Architects have much to offer their communities. Should volunteering be part of the job description?
The business of business should not be about money. It should be about responsibility. It should be about public good, not private greed – Anita Roddick, founder, Body Shop
Everyone benefits when architects volunteer in their communities.
Richard Rogers has spoken of how architecture’s civic responsibility has been eroded in ‘an age of greed’, saying: ‘We have a responsibility to society. That gives us a role as architects not just to the client but also to the passerby and society as a whole.’
The truth is that wider public awareness of ‘what architects do’ will only happen if architects themselves show more awareness of public needs.
As citizens we can influence social conditions; we can even be the cause of positive social change, and many of us want to make a contribution to our social fabric.
As architects we understand and appreciate the social consequences of our work and have respect for the responsibility to a community that is part of any new project. But do we have a social responsibility that extends beyond design and delivery?
The principle of public interest design is embedded deeply in the history of architecture, indeed in the RIBA’s charter and charitable objectives. Since the market downturn, there has been a growing discussion of socially responsible design characterised by attitudes that value justice, equality, sustainability, inclusion, participation and collaboration within increasing numbers of practices that intentionally engage in social issues. Should we be giving a portion of our time or financial resources to bring a larger benefit to society?
People give their time because what we get back enhances a sense of purpose about ourselves, our communities, and our lives
Global businesses certainly understand the convergence of social and commercial interests, and now dedicate significant resources to social responsibility initiatives, as consumers gravitate towards brands that align with their personal values. Providing value to society is increasingly an integral component of successful business strategies.
Socially responsible design practices however often arise from small-scale individual or collective efforts to address local needs and concerns. This pragmatic approach recognises the constraints of time, money, evaluation, and engagement, but seeks to find ways to address specific needs and create better socio-spatial relationships.
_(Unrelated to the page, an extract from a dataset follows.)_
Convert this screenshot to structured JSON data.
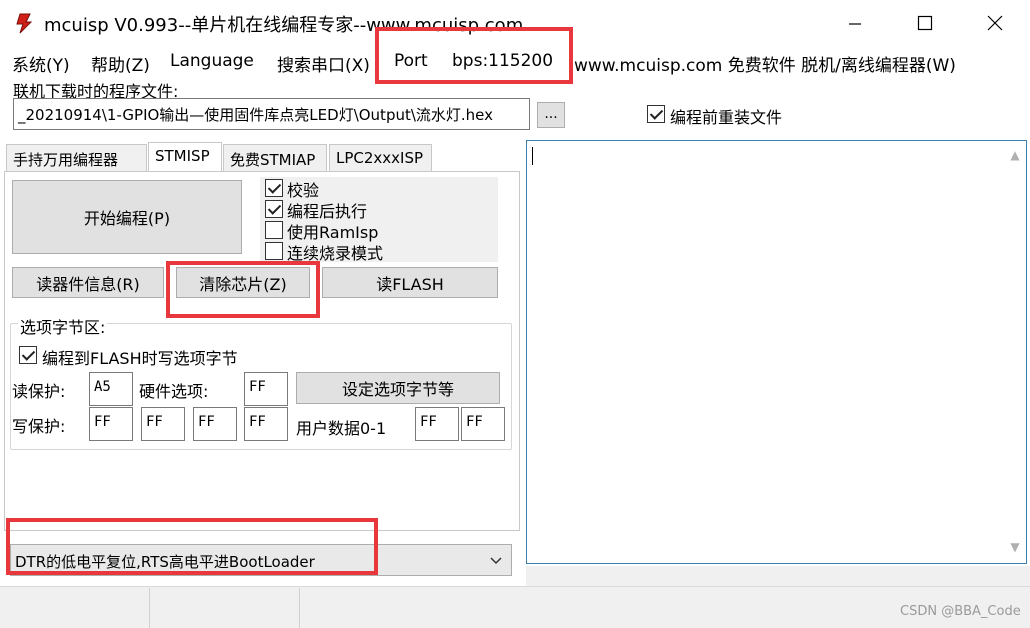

Architects have an enormous opportunity to use their expertise for community service other than by volunteering or donating money. Our critical thinking skills can also be valuable in designing an organisation or setting strategic goals and implementation plans.
We should surely all be prepared to take a role in influencing the built and social environment beyond our projects. I have worked pro bono for 15 years with my local community action group, leading teams to create a social, environmental, transport and economic vision, and helping to implement the proposals. I believe that the people involved give their time because what we get back enhances a sense of purpose about ourselves, our communities, and our lives. And I am now on first name terms with the leading officers of my local authority and local developers.
Public interest design is breaking down barriers, embracing architects, planners, landscape architects, and other professionals and creating new models of design and practice. Creativity and social responsibility are parts of the same mission and the rewards for the communities in which we work and for ourselves are significant.
Your participation matters.
Just being an architect is an act of social responsibility. Even the strangest concoctions of our imaginations have to do with humanist values – with people, society and context. We’re all part of the human fabric – Frank Gehry
Take your seat on the RIBA Council
Chartered, student and associate members are invited to apply to serve on the RIBA Council for the session beginning September 2017. Nominations open on Friday 7 April and can be accepted up to 5.00 pm on Friday, 19 May 2017.
For more information and to apply visit architecture.com/elections